Set the pictures aside and return each record below precisely as written.

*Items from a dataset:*
________________________

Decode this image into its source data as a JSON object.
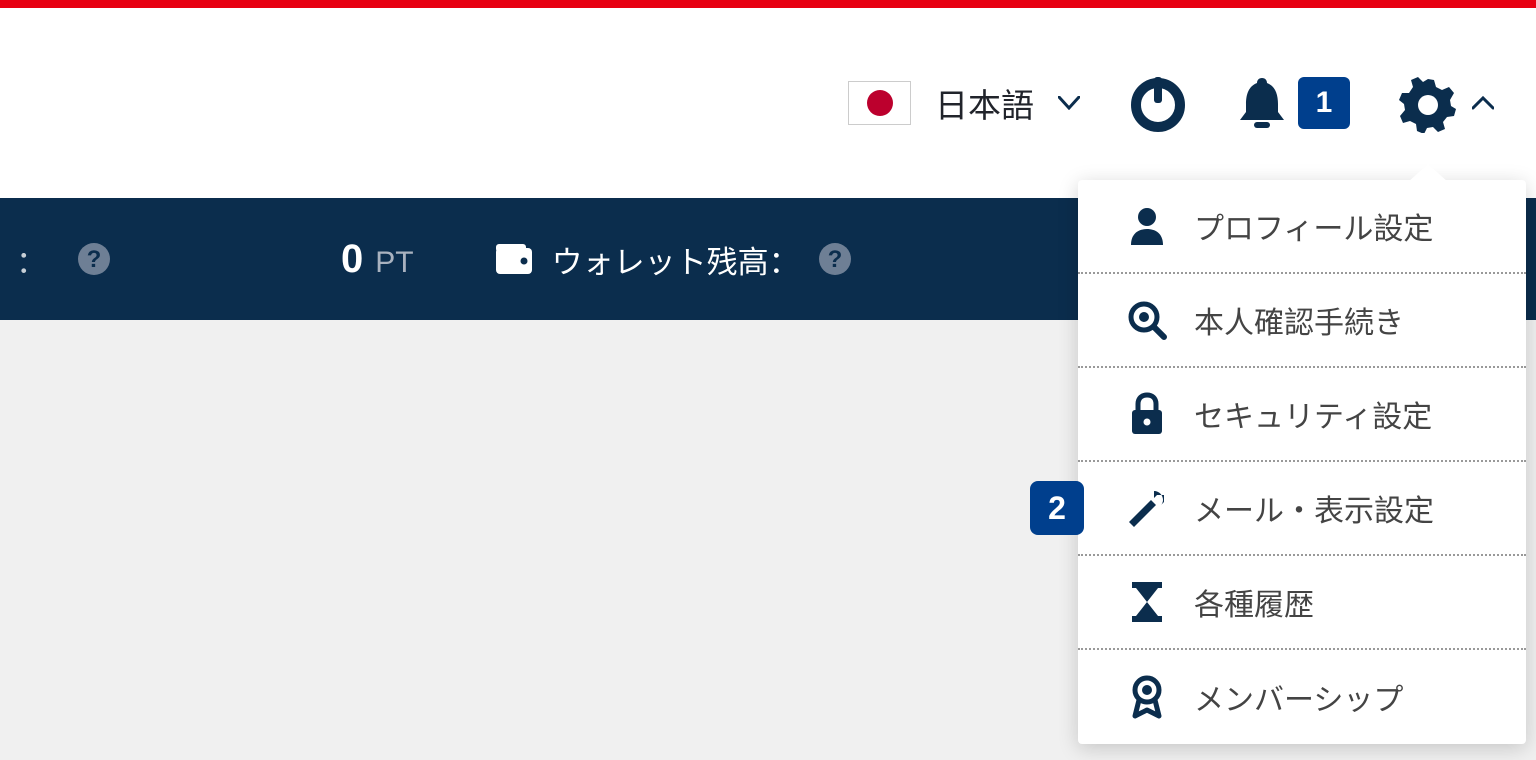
{
  "header": {
    "language_label": "日本語",
    "notification_count": "1"
  },
  "info_bar": {
    "leading_colon": "：",
    "points_value": "0",
    "points_unit": "PT",
    "wallet_label": "ウォレット残高：",
    "balance_value": ""
  },
  "settings_menu": {
    "items": [
      {
        "label": "プロフィール設定",
        "icon": "user-icon",
        "badge": null
      },
      {
        "label": "本人確認手続き",
        "icon": "identity-icon",
        "badge": null
      },
      {
        "label": "セキュリティ設定",
        "icon": "lock-icon",
        "badge": null
      },
      {
        "label": "メール・表示設定",
        "icon": "wrench-icon",
        "badge": "2"
      },
      {
        "label": "各種履歴",
        "icon": "hourglass-icon",
        "badge": null
      },
      {
        "label": "メンバーシップ",
        "icon": "ribbon-icon",
        "badge": null
      }
    ]
  }
}
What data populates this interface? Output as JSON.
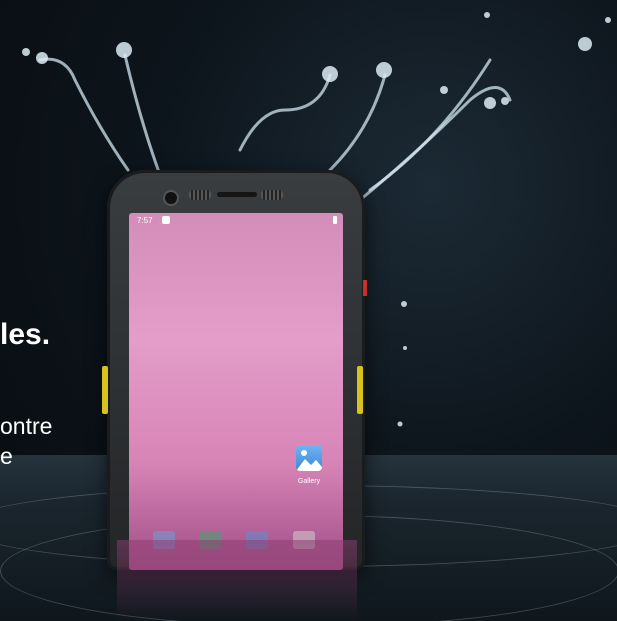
{
  "caption": {
    "line1": "les.",
    "line2": "ontre",
    "line3": "e"
  },
  "phone": {
    "status_time": "7:57",
    "apps": [
      {
        "label": "Gallery",
        "icon": "gallery-icon"
      }
    ]
  },
  "colors": {
    "background": "#0b1117",
    "screen_pink": "#e49dc8",
    "side_button": "#d8c21e",
    "text": "#ffffff"
  }
}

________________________

*WORKED SOLUTION:*
Decode this image into its source data as a JSON object.
{
  "header": {
    "language_label": "日本語",
    "notification_count": "1"
  },
  "info_bar": {
    "leading_colon": "：",
    "points_value": "0",
    "points_unit": "PT",
    "wallet_label": "ウォレット残高：",
    "balance_value": ""
  },
  "settings_menu": {
    "items": [
      {
        "label": "プロフィール設定",
        "icon": "user-icon",
        "badge": null
      },
      {
        "label": "本人確認手続き",
        "icon": "identity-icon",
        "badge": null
      },
      {
        "label": "セキュリティ設定",
        "icon": "lock-icon",
        "badge": null
      },
      {
        "label": "メール・表示設定",
        "icon": "wrench-icon",
        "badge": "2"
      },
      {
        "label": "各種履歴",
        "icon": "hourglass-icon",
        "badge": null
      },
      {
        "label": "メンバーシップ",
        "icon": "ribbon-icon",
        "badge": null
      }
    ]
  }
}
What data populates this interface? Output as JSON.
{
  "caption": {
    "line1": "les.",
    "line2": "ontre",
    "line3": "e"
  },
  "phone": {
    "status_time": "7:57",
    "apps": [
      {
        "label": "Gallery",
        "icon": "gallery-icon"
      }
    ]
  },
  "colors": {
    "background": "#0b1117",
    "screen_pink": "#e49dc8",
    "side_button": "#d8c21e",
    "text": "#ffffff"
  }
}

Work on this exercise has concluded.